State higher education leaders petitioned the Legislature on Thursday for greater aid in the next budget to offset a festering deficit within New York's college and university system and the planned shuttering of SUNY Downstate Medical Center.

At a budget hearing in Albany, lawmakers blasted plans to close SUNY Downstate Medical Center in Brooklyn, expressing anger to State University of New York leaders and asking them to reconsider the hospital's future with greater public input.

Gov. Kathy Hochul's executive budget includes funding to transition many of the hospital's inpatient services to a SUNY Downstate wing of Kings County Hospital located across the street.

"Our community sees this as a closure of their beloved hospital," Brooklyn Assemblywoman Monique Chandler-Waterman said. "They do not agree with this plan, and I stand with my community. ... We are clear we need to reimagine how we make SUNY Downstate hospital more sustainable to minimize the number of jobs lost."

Lawmakers criticized how they learned of the decision at the last-minute last month, and that state Health Department officials learned of the plans to close the facility from news reports.

But SUNY Chancellor John King said the hospital's future depends on securing greater assistance from the state in the next budget.

"We need to have, in this budget, a path forward that addresses the deficit," King said during testimony. "We also need a path forward that addresses the facility."

SUNY, on track to amass a $1 billion deficit over the next decade across its 64 campuses, cannot afford to sustain the 342-bed hospital operating at a $100 million deficit and will run out of money this summer.

The only state-run hospital in New York City is in severe disrepair and the needed upgrades would total $4 billion.

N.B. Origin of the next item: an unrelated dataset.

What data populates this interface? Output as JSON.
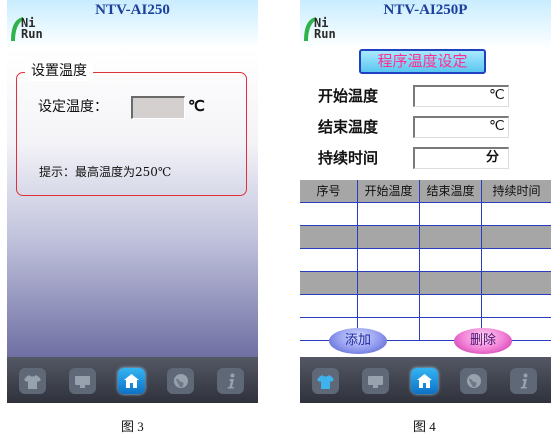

King said a new similarly sized facility is would cost about $3 billion, and could take eight to 10 years.

"Downstate is a major issue, and I'm not even from Brooklyn," Sen. Robert Jackson said. "... We need real talk in order to save Downstate Medical Center."

"I'm committed to saving the hospital; that's what we're trying to achieve," King replied.

The closure will lead to the loss of 10-20% of United University Professions members, or the labor union that represents most SUNY faculty and staff. UUP president Fred Kowal wants Gov. Hochul to stop the closure.

"It will restrict the opportunity for students to be educated and become nurses, and doctors and technicians that we desperately need," he said. "There will be that ripple effect that will harm all of us."

UUP wants SUNY to go through a more detailed planning process for the transition that includes more input from stakeholders and the public to make a future plan for the hospital and ensure it continues to receiving its needed operating and capital funding.

"There's no way to avoid the fact that this as a state-operated hospital is going to need state support," Kowal said. "There's two reasons: The high percentage of Medicaid patients, the other, the three SUNY hospitals are the only state agencies that have to pay the fringe benefit cost of employees and debt servicing. Those are huge costs."

Last year's budget included $163 million in operating aid for SUNY — a historic increase that was not expected to be repeated. Hochul's budget proposed $54 million in SUNY operating expenses this year.

King on Thursday also said SUNY needs more support from the state to help cover higher salaries for faculty and staff that will cost the university system an additional $86 million annually.

"I'm hopeful that the governor and the Legislature will find a way to just ensure that there are modest increases and support for SUNY year over year so we don't end up in that deficit situation," King said.

Hochul proposed $650 million for SUNY's capital projects, but SUNY has an $8 billion capital projects backlog. King wants significantly more capital funding, asking for $1 billion to invest in university centers.

"We would love to see more capital investment in our university centers so we can double research, bring those federal dollars to the state and also spur economic development," the chancellor said.

SUNY leaders and lawmakers also want more for community colleges, asking for $97 million more to make up for years of disinvestment.

Lawmakers' big focus for higher education funding this year is expanding the Tuition Assistance Program, or grants that help low and middle-income New Yorkers attend college. The award has been capped for people making less than $80,000 annually since 2000. The minimum eligibility should be $145,000 if the program kept up with inflation. All panelists at Thursday's hearing voiced support for the proposal.